Nigeria’s renewable energy vision is not merely an aspiration; it is a clarion call for private sector leadership and engagement. The private sector possesses the financial muscle, expertise, and innovation to propel Nigeria’s transition towards a sustainable and energy-secure future. By embracing this opportunity, the private sector can not only contribute to Nigeria’s environmental goals but also unlock a wealth of economic opportunities and establish itself as a driving force in shaping the nation’s energy landscape.
The time for action is now. The private sector must seize this transformative opportunity, forge bold partnerships with the government, and harness the power of renewable energy to propel Nigeria towards a prosperous and sustainable future.
Nigeria, like many developing nations, faces a significant challenge in securing adequate funding for its clean energy transition, but it can glean valuable lessons from Brazil’s approach to clean energy financing.

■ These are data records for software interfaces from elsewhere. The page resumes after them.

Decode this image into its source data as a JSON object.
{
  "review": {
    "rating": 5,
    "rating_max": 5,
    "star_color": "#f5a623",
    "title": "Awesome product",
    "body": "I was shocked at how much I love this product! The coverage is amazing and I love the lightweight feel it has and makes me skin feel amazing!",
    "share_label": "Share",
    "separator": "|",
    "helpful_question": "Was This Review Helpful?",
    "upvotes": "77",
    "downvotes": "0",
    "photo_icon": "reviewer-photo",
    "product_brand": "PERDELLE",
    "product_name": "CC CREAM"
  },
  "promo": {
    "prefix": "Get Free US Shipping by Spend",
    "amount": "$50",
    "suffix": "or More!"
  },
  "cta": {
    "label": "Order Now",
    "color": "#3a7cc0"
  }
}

Brazil has emerged as a global leader in renewable energy deployment, demonstrating a remarkable ability to mobilise financial resources for its clean energy projects.
Like the South American country, Nigeria should establish a robust policy framework that provides long-term stability and predictability for renewable energy investments. This entails implementing clear and transparent regulations, streamlining permitting processes, and offering attractive incentives to attract private capital.
It should emulate Brazil’s success in leveraging the power of public banks to catalyse renewable energy investments. The establishment of a dedicated Green Bank, modelled after Brazil’s BNDES, could provide low-cost financing, risk mitigation, and technical expertise to support renewable energy projects. Nigeria should also diversify its financing instruments, moving beyond traditional loans and grants to incorporate innovative blended finance mechanisms. This could include utilising green bonds, securitising renewable energy projects, and leveraging international climate finance initiatives.
The African Development Bank (AfDB) has sounded an urgent call for robust private sector involvement in Nigeria’s quest to achieve its ambitious climate change and green growth aspirations. In its incisive “Nigeria Country Focus Report (CFR) 2023,” the AfDB unequivocally states that mobilising private sector climate finance is the key to unlocking Nigeria’s potential to meet its 2030 nationally determined contribution (NDC) targets.
The report paints a stark picture of the financial muscle required to propel Nigeria’s green transformation. To bridge the gap between current efforts and the nation’s NDC commitments, an annual investment of $20.5 billion is needed, primarily directed towards renewable energy, sustainable transport, and waste management initiatives.
AfDB astutely observes that the private sector holds the key to unlocking this vast pool of capital. Nigeria’s private sector boasts an unparalleled capacity to attract and channel strategic investments from a diverse array of stakeholders, including individual investors, investment funds, and credit institutions. This untapped potential, if harnessed effectively, can serve as a powerful engine for Nigeria’s green transition.
The bank highlights the limitations of the public sector’s ability to shoulder the financial burden of climate action alone. Nigeria’s public coffers are strained, making it imperative to leverage the private sector’s financial prowess to drive meaningful change.
AfDB’s message is clear: Nigeria’s green growth aspirations can only be realised with the full and enthusiastic participation of the private sector. It is time for Nigeria’s private sector to step forward, embrace the opportunities presented by the green economy, and play a pivotal role in shaping a sustainable and prosperous future for the nation.
By Bankole Oloruntoba, Chief Executive Officer at the Nigeria Climate Innovation Centre